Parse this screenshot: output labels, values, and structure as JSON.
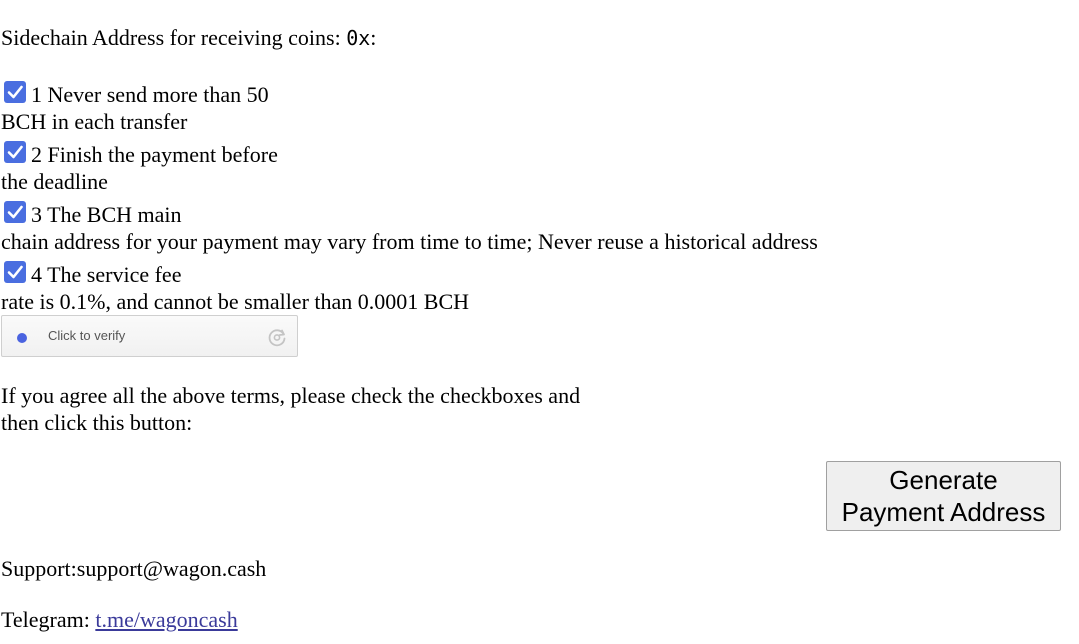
{
  "address": {
    "label": "Sidechain Address for receiving coins: ",
    "value": "0x",
    "suffix": ":"
  },
  "terms": [
    {
      "checked": true,
      "line1": "1 Never send more than 50",
      "line2": "BCH in each transfer"
    },
    {
      "checked": true,
      "line1": "2 Finish the payment before",
      "line2": "the deadline"
    },
    {
      "checked": true,
      "line1": "3 The BCH main",
      "line2": "chain address for your payment may vary from time to time; Never reuse a historical address"
    },
    {
      "checked": true,
      "line1": "4 The service fee",
      "line2": "rate is 0.1%, and cannot be smaller than 0.0001 BCH"
    }
  ],
  "captcha": {
    "label": "Click to verify",
    "dot_color": "#4a63e0",
    "icon": "refresh-icon"
  },
  "instructions": {
    "line1": "If you agree all the above terms, please check the checkboxes and",
    "line2": "then click this button:"
  },
  "generate_button": {
    "line1": "Generate",
    "line2": "Payment Address"
  },
  "support": {
    "text": "Support:support@wagon.cash"
  },
  "telegram": {
    "label": "Telegram: ",
    "link_text": "t.me/wagoncash"
  },
  "colors": {
    "checkbox": "#4a6ee0",
    "link": "#3a3a9a"
  }
}
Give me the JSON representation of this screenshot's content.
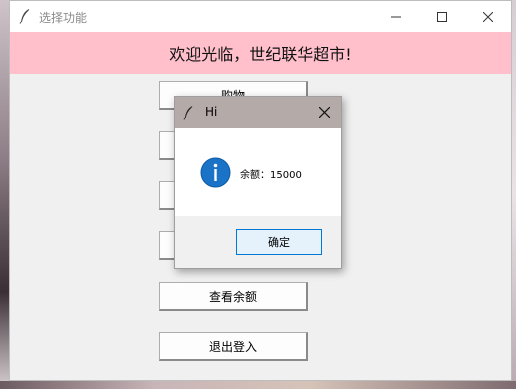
{
  "window": {
    "title": "选择功能",
    "banner": "欢迎光临，世纪联华超市!"
  },
  "menu": {
    "buttons": [
      {
        "label": "购物"
      },
      {
        "label": ""
      },
      {
        "label": ""
      },
      {
        "label": ""
      },
      {
        "label": "查看余额"
      },
      {
        "label": "退出登入"
      }
    ]
  },
  "dialog": {
    "title": "Hi",
    "message": "余额：15000",
    "ok_label": "确定",
    "icon": "info-icon"
  },
  "colors": {
    "banner_bg": "#ffc0cb",
    "dialog_titlebar": "#b4aaa8",
    "accent": "#0078d7"
  }
}
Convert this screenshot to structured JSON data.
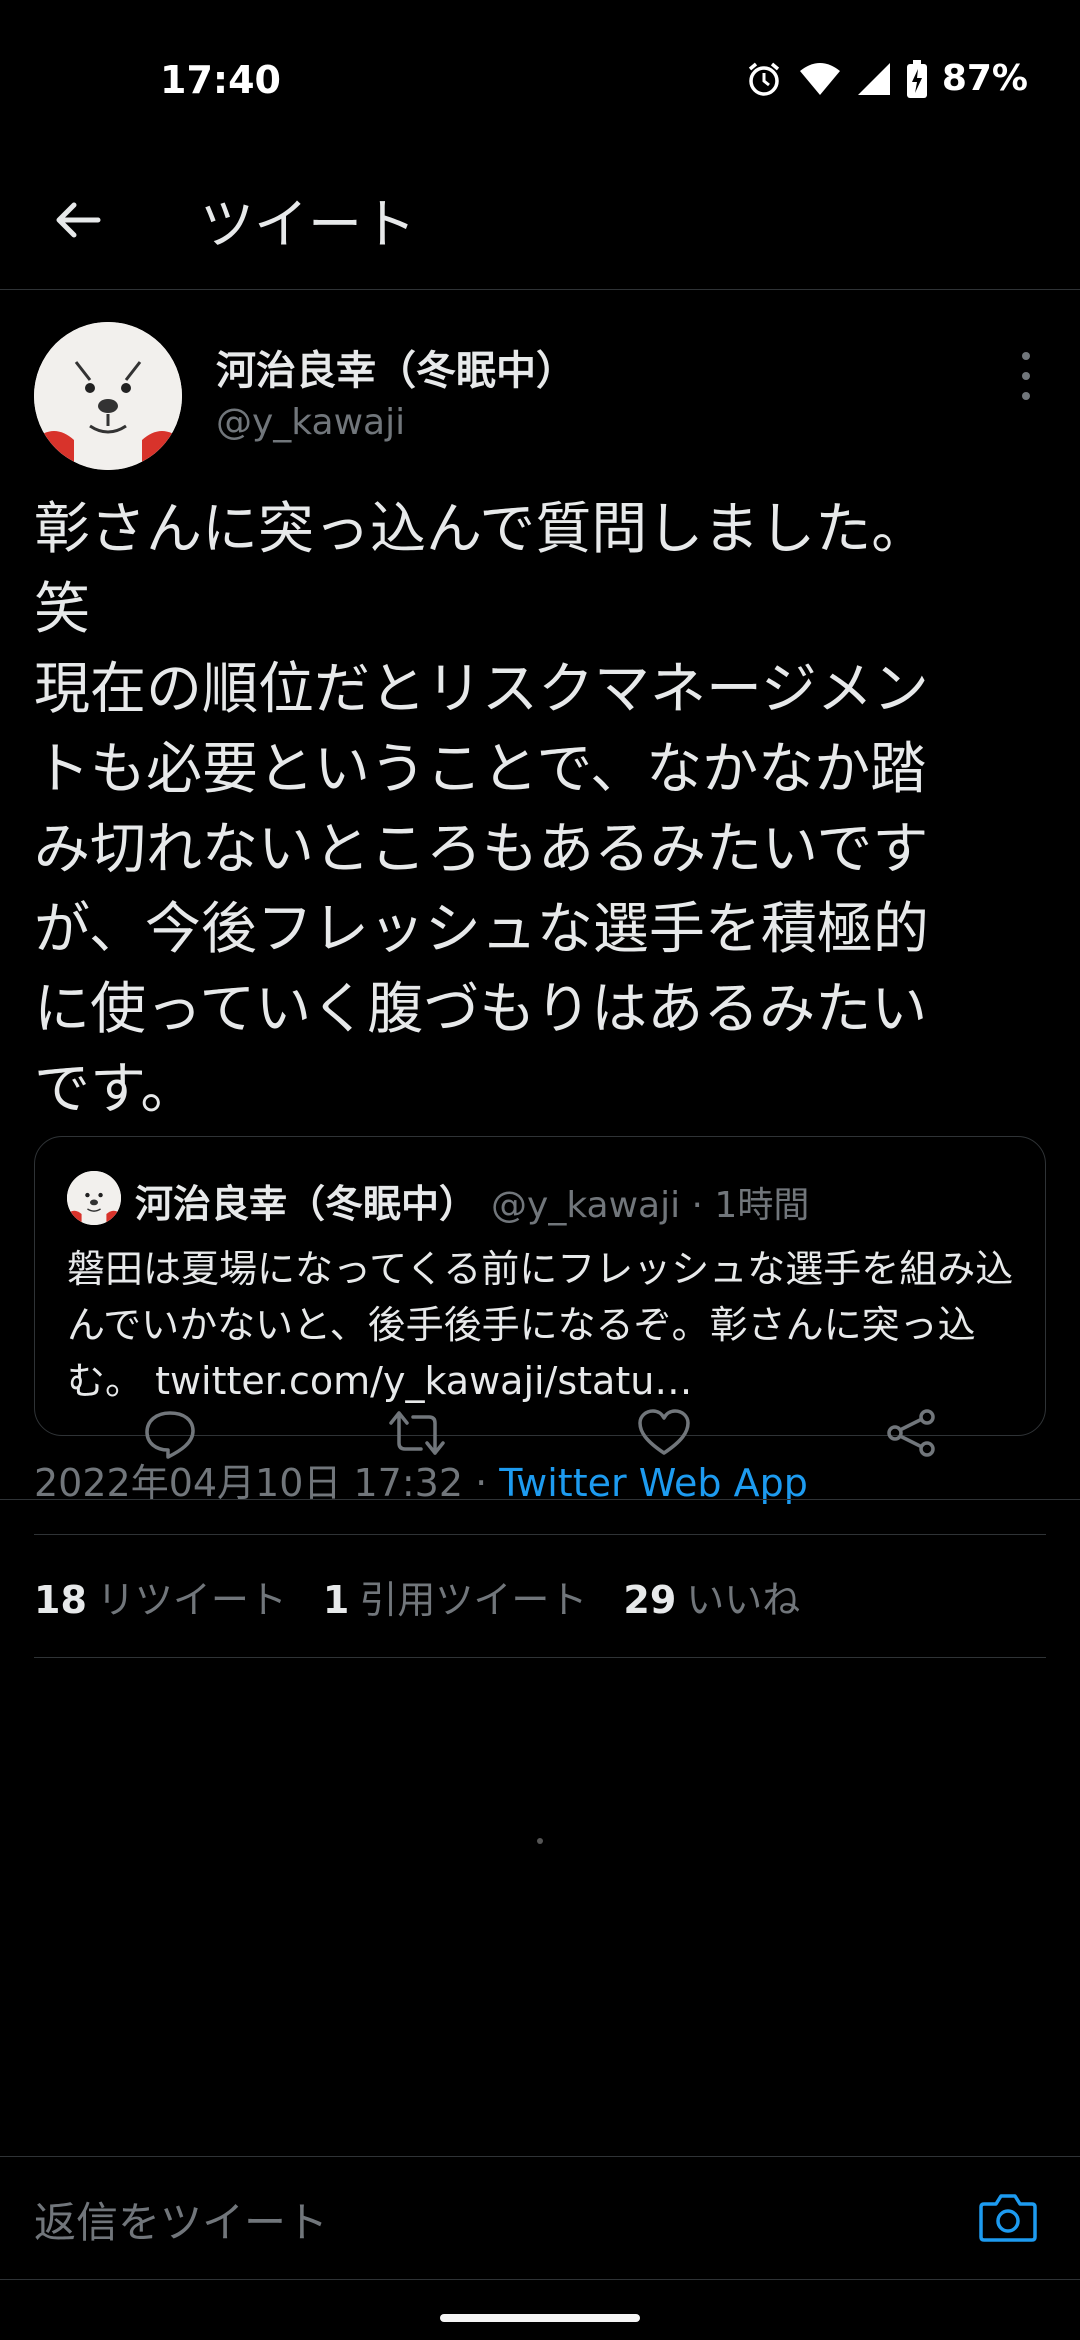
{
  "status_bar": {
    "time": "17:40",
    "battery": "87%",
    "icons": [
      "alarm-icon",
      "wifi-icon",
      "signal-icon",
      "battery-charging-icon"
    ]
  },
  "header": {
    "title": "ツイート",
    "back_icon": "arrow-left-icon"
  },
  "tweet": {
    "author_name": "河治良幸（冬眠中）",
    "author_handle": "@y_kawaji",
    "text": "彰さんに突っ込んで質問しました。\n笑\n現在の順位だとリスクマネージメン\nトも必要ということで、なかなか踏\nみ切れないところもあるみたいです\nが、今後フレッシュな選手を積極的\nに使っていく腹づもりはあるみたい\nです。",
    "quote": {
      "author_name": "河治良幸（冬眠中）",
      "meta": "@y_kawaji · 1時間",
      "text": "磐田は夏場になってくる前にフレッシュな選手を組み込んでいかないと、後手後手になるぞ。彰さんに突っ込む。 twitter.com/y_kawaji/statu…"
    },
    "timestamp": "2022年04月10日 17:32 · ",
    "source": "Twitter Web App",
    "stats": {
      "retweets_count": "18",
      "retweets_label": "リツイート",
      "quotes_count": "1",
      "quotes_label": "引用ツイート",
      "likes_count": "29",
      "likes_label": "いいね"
    }
  },
  "reply_bar": {
    "placeholder": "返信をツイート"
  },
  "colors": {
    "background": "#000000",
    "text": "#e7e9ea",
    "muted": "#71767b",
    "link": "#1d9bf0",
    "divider": "#2f3336"
  }
}
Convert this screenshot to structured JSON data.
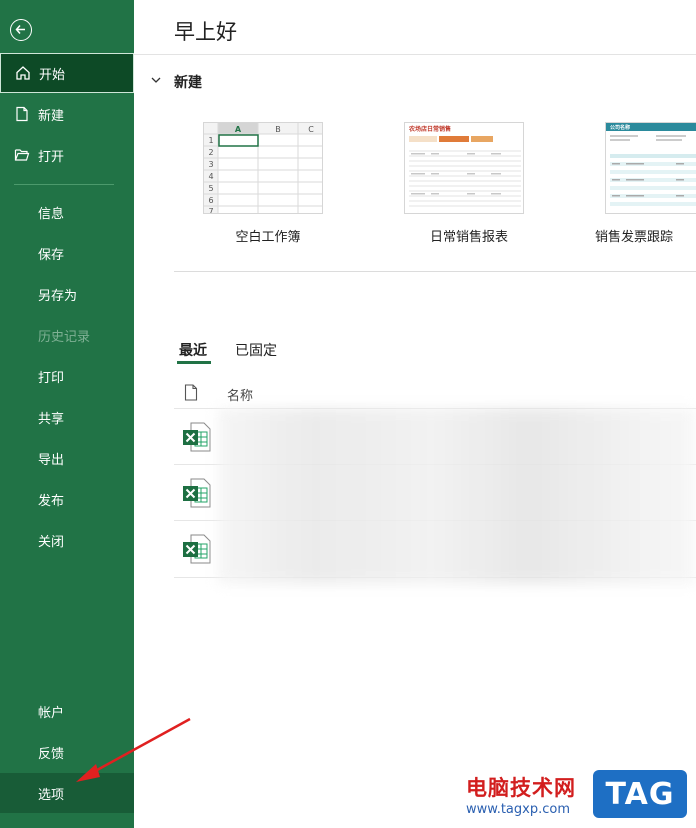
{
  "sidebar": {
    "top_items": [
      {
        "label": "开始",
        "icon": "home-icon"
      },
      {
        "label": "新建",
        "icon": "new-document-icon"
      },
      {
        "label": "打开",
        "icon": "folder-open-icon"
      }
    ],
    "middle_items": [
      {
        "label": "信息"
      },
      {
        "label": "保存"
      },
      {
        "label": "另存为"
      },
      {
        "label": "历史记录",
        "disabled": true
      },
      {
        "label": "打印"
      },
      {
        "label": "共享"
      },
      {
        "label": "导出"
      },
      {
        "label": "发布"
      },
      {
        "label": "关闭"
      }
    ],
    "bottom_items": [
      {
        "label": "帐户"
      },
      {
        "label": "反馈"
      },
      {
        "label": "选项"
      }
    ]
  },
  "main": {
    "greeting": "早上好",
    "new_section": {
      "title": "新建",
      "templates": [
        {
          "label": "空白工作簿"
        },
        {
          "label": "日常销售报表"
        },
        {
          "label": "销售发票跟踪"
        }
      ]
    },
    "tabs": [
      "最近",
      "已固定"
    ],
    "columns": {
      "name": "名称"
    }
  },
  "blank_thumb": {
    "cols": [
      "A",
      "B",
      "C"
    ],
    "rows": [
      "1",
      "2",
      "3",
      "4",
      "5",
      "6",
      "7"
    ]
  },
  "sales_thumb": {
    "title": "农场店日常销售"
  },
  "invoice_thumb": {
    "title": "公司名称"
  },
  "watermark": {
    "text": "电脑技术网",
    "url": "www.tagxp.com",
    "tag": "TAG"
  },
  "colors": {
    "sidebar": "#217346",
    "active": "#0d4a26",
    "accent": "#217346"
  }
}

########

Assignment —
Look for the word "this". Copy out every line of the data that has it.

Answer below —
Parse this screenshot: output labels, values, and structure as JSON.
    "line2": "then click this button:"
Give me the JSON representation of this screenshot's content.
Convert this screenshot to structured JSON data.
Convert this screenshot to structured JSON data.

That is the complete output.